Today’s topic is about that time I tried to mend lonely hearts (as mentioned on radio recently).

I have a few amazing female friends who are gorgeous, funny, smart and single but didn’t want to be single. I didn’t have any single male friends who were suitable matches for them. I felt like there was some kind of imbalance in the universe.

I learned another friend had the opposite situation – too many single male friends and not enough ladies. Woohoo!

A few months ago we co-hosted a party called Meet Market at my house. Everyone except us was single and had to bring a plus-one to the party – a single, platonic friend of the opposite sex*, someone they could vouch for. This kept the numbers of men and women even, gave each person someone to talk to if they got nervous, and ensured we broadened the social circle.

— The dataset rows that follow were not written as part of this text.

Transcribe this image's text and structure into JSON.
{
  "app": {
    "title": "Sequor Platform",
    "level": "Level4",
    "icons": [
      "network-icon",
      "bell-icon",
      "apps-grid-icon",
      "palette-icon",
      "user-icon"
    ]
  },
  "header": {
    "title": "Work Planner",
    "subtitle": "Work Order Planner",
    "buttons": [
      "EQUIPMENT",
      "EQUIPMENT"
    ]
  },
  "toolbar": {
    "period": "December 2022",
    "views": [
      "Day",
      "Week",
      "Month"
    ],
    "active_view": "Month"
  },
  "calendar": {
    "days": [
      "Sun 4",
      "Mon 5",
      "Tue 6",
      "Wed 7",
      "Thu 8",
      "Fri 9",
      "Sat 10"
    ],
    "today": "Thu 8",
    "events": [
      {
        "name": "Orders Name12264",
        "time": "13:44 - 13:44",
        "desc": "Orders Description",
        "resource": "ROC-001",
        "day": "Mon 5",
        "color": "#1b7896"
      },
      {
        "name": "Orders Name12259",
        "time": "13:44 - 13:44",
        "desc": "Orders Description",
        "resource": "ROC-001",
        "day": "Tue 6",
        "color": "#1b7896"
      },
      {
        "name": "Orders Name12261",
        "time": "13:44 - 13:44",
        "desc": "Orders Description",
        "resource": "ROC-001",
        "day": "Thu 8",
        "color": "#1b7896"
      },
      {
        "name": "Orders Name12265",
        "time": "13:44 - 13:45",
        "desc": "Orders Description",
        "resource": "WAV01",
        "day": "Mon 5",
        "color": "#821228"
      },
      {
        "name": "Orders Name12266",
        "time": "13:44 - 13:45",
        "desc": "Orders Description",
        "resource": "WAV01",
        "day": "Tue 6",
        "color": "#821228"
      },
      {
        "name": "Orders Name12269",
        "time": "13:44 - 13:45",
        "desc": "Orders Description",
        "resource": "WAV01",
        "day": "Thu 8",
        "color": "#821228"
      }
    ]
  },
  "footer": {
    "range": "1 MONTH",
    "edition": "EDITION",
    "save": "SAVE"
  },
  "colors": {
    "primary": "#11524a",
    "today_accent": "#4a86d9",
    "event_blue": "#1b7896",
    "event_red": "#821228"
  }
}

The party was a lot of fun!  We had DIY foods like fondue and ice-cream sundaes, and games like Jenga and Cards Against Humanity ready for people who wanted to play. I made lots of new friends I wouldn’t have met otherwise, and it was really fun spying on the lovebirds, including people kissing in the coat rack and slow-dancing near the dishwasher (tee hee, only slightly awkward and hilarious while I was trying to put away dishes).

We sent out a survey after the party and asked for feedback. Most people had a great time at the party, and 80% of attendees said we should have another Meet Market (either because it was successful for them or they want to try again).

Two-thirds said they swapped contact details with at least one romantic suitor at the party. Two weeks on, 43% of people surveyed said they had met up in person with someone they fancied from Meet Market.

I don’t have the current stats for everyone, but I know at least two couples are still together. Success! And most people (including me) made at least two new friends at the party.

Lessons learned from Meet Market:

  1. Having a co-host with a different social network to me was brilliant. We had lots of fun chats throughout the night on our progress and who liked whom.
  2. I could not have predicted the couples who partnered up (with one exception). It was very interesting to see who everyone liked!
  3. We purposely didn’t try to force conversation or make people participate in activities because we were so worried about making people feel awkward. But most of the people surveyed said they wanted more conversation starters or ice-breaker-type games.
  4. Some people found it difficult to find a plus-one (or theirs cancelled at the last minute). By setting up the party as a Facebook event, we were able to keep in contact with everyone and make sure all the plus-zeros were even numbers of men and women.
  5. We had one or two idiots at the party who were not on their best behaviour and vandalised some of our things. Other than that, having a house full of strangers was surprisingly lovely and fun. Next time I’ll be getting contact details for everyone as they walk in the door, and maybe have a cover charge to keep out the riff raff.

I totally recommend holding a party like this where you live, especially if you can find a co-host. Let us know if you do!

* This party concept has been labelled heteronormative and even “heteroboring” – I don’t disagree. I would love suggestions for how to make it more inclusive for next time.

** I know “How to mend a broken heart” was written and first performed by the Bee Gees, but I prefer the Al Green version!